RAW DATA:
++++++++++

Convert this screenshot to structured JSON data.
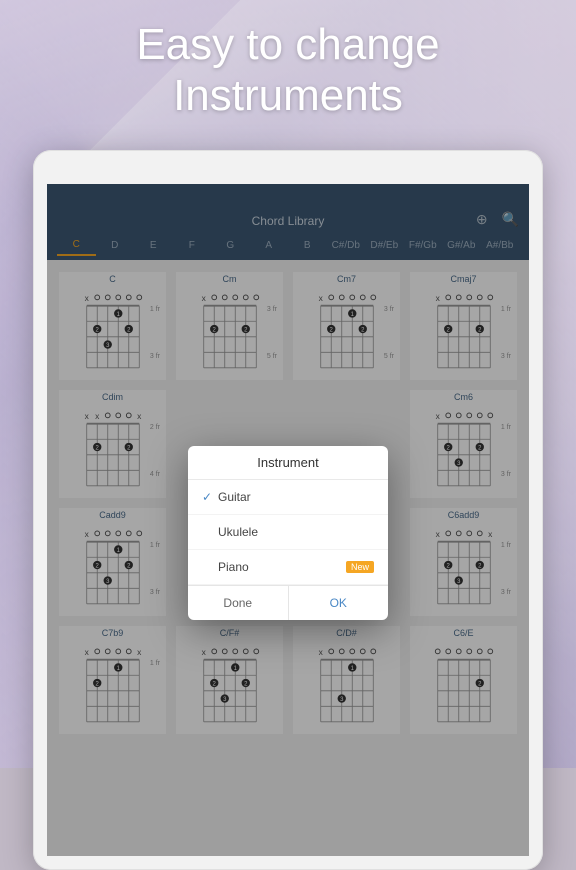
{
  "headline": "Easy to change\nInstruments",
  "appbar": {
    "title": "Chord Library"
  },
  "icons": {
    "globe": "⊕",
    "search": "🔍"
  },
  "tabs": [
    "C",
    "D",
    "E",
    "F",
    "G",
    "A",
    "B",
    "C#/Db",
    "D#/Eb",
    "F#/Gb",
    "G#/Ab",
    "A#/Bb"
  ],
  "active_tab": "C",
  "chords": [
    {
      "name": "C",
      "fr_top": "1 fr",
      "fr_bot": "3 fr",
      "mute": [
        1,
        0,
        0,
        0,
        0,
        0
      ]
    },
    {
      "name": "Cm",
      "fr_top": "3 fr",
      "fr_bot": "5 fr",
      "mute": [
        1,
        0,
        0,
        0,
        0,
        0
      ]
    },
    {
      "name": "Cm7",
      "fr_top": "3 fr",
      "fr_bot": "5 fr",
      "mute": [
        1,
        0,
        0,
        0,
        0,
        0
      ]
    },
    {
      "name": "Cmaj7",
      "fr_top": "1 fr",
      "fr_bot": "3 fr",
      "mute": [
        1,
        0,
        0,
        0,
        0,
        0
      ]
    },
    {
      "name": "Cdim",
      "fr_top": "2 fr",
      "fr_bot": "4 fr",
      "mute": [
        1,
        1,
        0,
        0,
        0,
        1
      ]
    },
    {
      "name": "",
      "fr_top": "",
      "fr_bot": "",
      "mute": [
        0,
        0,
        0,
        0,
        0,
        0
      ]
    },
    {
      "name": "",
      "fr_top": "",
      "fr_bot": "",
      "mute": [
        0,
        0,
        0,
        0,
        0,
        0
      ]
    },
    {
      "name": "Cm6",
      "fr_top": "1 fr",
      "fr_bot": "3 fr",
      "mute": [
        1,
        0,
        0,
        0,
        0,
        0
      ]
    },
    {
      "name": "Cadd9",
      "fr_top": "1 fr",
      "fr_bot": "3 fr",
      "mute": [
        1,
        0,
        0,
        0,
        0,
        0
      ]
    },
    {
      "name": "",
      "fr_top": "",
      "fr_bot": "",
      "mute": [
        0,
        0,
        0,
        0,
        0,
        0
      ]
    },
    {
      "name": "",
      "fr_top": "",
      "fr_bot": "",
      "mute": [
        0,
        0,
        0,
        0,
        0,
        0
      ]
    },
    {
      "name": "C6add9",
      "fr_top": "1 fr",
      "fr_bot": "3 fr",
      "mute": [
        1,
        0,
        0,
        0,
        0,
        1
      ]
    },
    {
      "name": "C7b9",
      "fr_top": "1 fr",
      "fr_bot": "",
      "mute": [
        1,
        0,
        0,
        0,
        0,
        1
      ]
    },
    {
      "name": "C/F#",
      "fr_top": "",
      "fr_bot": "",
      "mute": [
        1,
        0,
        0,
        0,
        0,
        0
      ]
    },
    {
      "name": "C/D#",
      "fr_top": "",
      "fr_bot": "",
      "mute": [
        1,
        0,
        0,
        0,
        0,
        0
      ]
    },
    {
      "name": "C6/E",
      "fr_top": "",
      "fr_bot": "",
      "mute": [
        0,
        0,
        0,
        0,
        0,
        0
      ]
    }
  ],
  "modal": {
    "title": "Instrument",
    "options": [
      {
        "label": "Guitar",
        "selected": true,
        "badge": null
      },
      {
        "label": "Ukulele",
        "selected": false,
        "badge": null
      },
      {
        "label": "Piano",
        "selected": false,
        "badge": "New"
      }
    ],
    "actions": {
      "done": "Done",
      "ok": "OK"
    }
  }
}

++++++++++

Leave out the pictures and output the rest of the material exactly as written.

YOUR RESPONSE:
Convert this screenshot to structured JSON data.
{
  "headline": "Easy to change\nInstruments",
  "appbar": {
    "title": "Chord Library"
  },
  "icons": {
    "globe": "⊕",
    "search": "🔍"
  },
  "tabs": [
    "C",
    "D",
    "E",
    "F",
    "G",
    "A",
    "B",
    "C#/Db",
    "D#/Eb",
    "F#/Gb",
    "G#/Ab",
    "A#/Bb"
  ],
  "active_tab": "C",
  "chords": [
    {
      "name": "C",
      "fr_top": "1 fr",
      "fr_bot": "3 fr",
      "mute": [
        1,
        0,
        0,
        0,
        0,
        0
      ]
    },
    {
      "name": "Cm",
      "fr_top": "3 fr",
      "fr_bot": "5 fr",
      "mute": [
        1,
        0,
        0,
        0,
        0,
        0
      ]
    },
    {
      "name": "Cm7",
      "fr_top": "3 fr",
      "fr_bot": "5 fr",
      "mute": [
        1,
        0,
        0,
        0,
        0,
        0
      ]
    },
    {
      "name": "Cmaj7",
      "fr_top": "1 fr",
      "fr_bot": "3 fr",
      "mute": [
        1,
        0,
        0,
        0,
        0,
        0
      ]
    },
    {
      "name": "Cdim",
      "fr_top": "2 fr",
      "fr_bot": "4 fr",
      "mute": [
        1,
        1,
        0,
        0,
        0,
        1
      ]
    },
    {
      "name": "",
      "fr_top": "",
      "fr_bot": "",
      "mute": [
        0,
        0,
        0,
        0,
        0,
        0
      ]
    },
    {
      "name": "",
      "fr_top": "",
      "fr_bot": "",
      "mute": [
        0,
        0,
        0,
        0,
        0,
        0
      ]
    },
    {
      "name": "Cm6",
      "fr_top": "1 fr",
      "fr_bot": "3 fr",
      "mute": [
        1,
        0,
        0,
        0,
        0,
        0
      ]
    },
    {
      "name": "Cadd9",
      "fr_top": "1 fr",
      "fr_bot": "3 fr",
      "mute": [
        1,
        0,
        0,
        0,
        0,
        0
      ]
    },
    {
      "name": "",
      "fr_top": "",
      "fr_bot": "",
      "mute": [
        0,
        0,
        0,
        0,
        0,
        0
      ]
    },
    {
      "name": "",
      "fr_top": "",
      "fr_bot": "",
      "mute": [
        0,
        0,
        0,
        0,
        0,
        0
      ]
    },
    {
      "name": "C6add9",
      "fr_top": "1 fr",
      "fr_bot": "3 fr",
      "mute": [
        1,
        0,
        0,
        0,
        0,
        1
      ]
    },
    {
      "name": "C7b9",
      "fr_top": "1 fr",
      "fr_bot": "",
      "mute": [
        1,
        0,
        0,
        0,
        0,
        1
      ]
    },
    {
      "name": "C/F#",
      "fr_top": "",
      "fr_bot": "",
      "mute": [
        1,
        0,
        0,
        0,
        0,
        0
      ]
    },
    {
      "name": "C/D#",
      "fr_top": "",
      "fr_bot": "",
      "mute": [
        1,
        0,
        0,
        0,
        0,
        0
      ]
    },
    {
      "name": "C6/E",
      "fr_top": "",
      "fr_bot": "",
      "mute": [
        0,
        0,
        0,
        0,
        0,
        0
      ]
    }
  ],
  "modal": {
    "title": "Instrument",
    "options": [
      {
        "label": "Guitar",
        "selected": true,
        "badge": null
      },
      {
        "label": "Ukulele",
        "selected": false,
        "badge": null
      },
      {
        "label": "Piano",
        "selected": false,
        "badge": "New"
      }
    ],
    "actions": {
      "done": "Done",
      "ok": "OK"
    }
  }
}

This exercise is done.